▶ **Provided records**
================================
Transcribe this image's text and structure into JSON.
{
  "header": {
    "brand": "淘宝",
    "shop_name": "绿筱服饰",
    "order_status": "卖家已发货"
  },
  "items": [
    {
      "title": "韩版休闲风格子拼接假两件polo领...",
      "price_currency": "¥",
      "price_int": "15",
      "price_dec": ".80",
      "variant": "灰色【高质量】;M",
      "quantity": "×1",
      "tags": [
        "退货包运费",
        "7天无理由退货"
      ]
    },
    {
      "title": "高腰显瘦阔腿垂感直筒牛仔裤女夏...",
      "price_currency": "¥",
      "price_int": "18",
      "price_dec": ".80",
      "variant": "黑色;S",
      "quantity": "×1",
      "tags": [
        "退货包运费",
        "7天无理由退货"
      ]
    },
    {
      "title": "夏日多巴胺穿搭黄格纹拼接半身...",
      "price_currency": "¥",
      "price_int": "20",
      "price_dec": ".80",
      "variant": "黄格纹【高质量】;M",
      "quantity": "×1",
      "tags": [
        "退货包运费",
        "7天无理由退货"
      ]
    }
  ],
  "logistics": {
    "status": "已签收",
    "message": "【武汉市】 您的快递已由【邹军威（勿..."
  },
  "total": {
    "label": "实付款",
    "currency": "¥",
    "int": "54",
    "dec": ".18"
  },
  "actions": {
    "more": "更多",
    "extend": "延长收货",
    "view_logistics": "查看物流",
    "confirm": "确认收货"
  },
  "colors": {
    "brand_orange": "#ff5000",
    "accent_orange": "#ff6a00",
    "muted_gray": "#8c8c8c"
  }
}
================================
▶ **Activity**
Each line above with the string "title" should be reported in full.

▶ **Answer space**
      "title": "韩版休闲风格子拼接假两件polo领...",
      "title": "高腰显瘦阔腿垂感直筒牛仔裤女夏...",
      "title": "夏日多巴胺穿搭黄格纹拼接半身...",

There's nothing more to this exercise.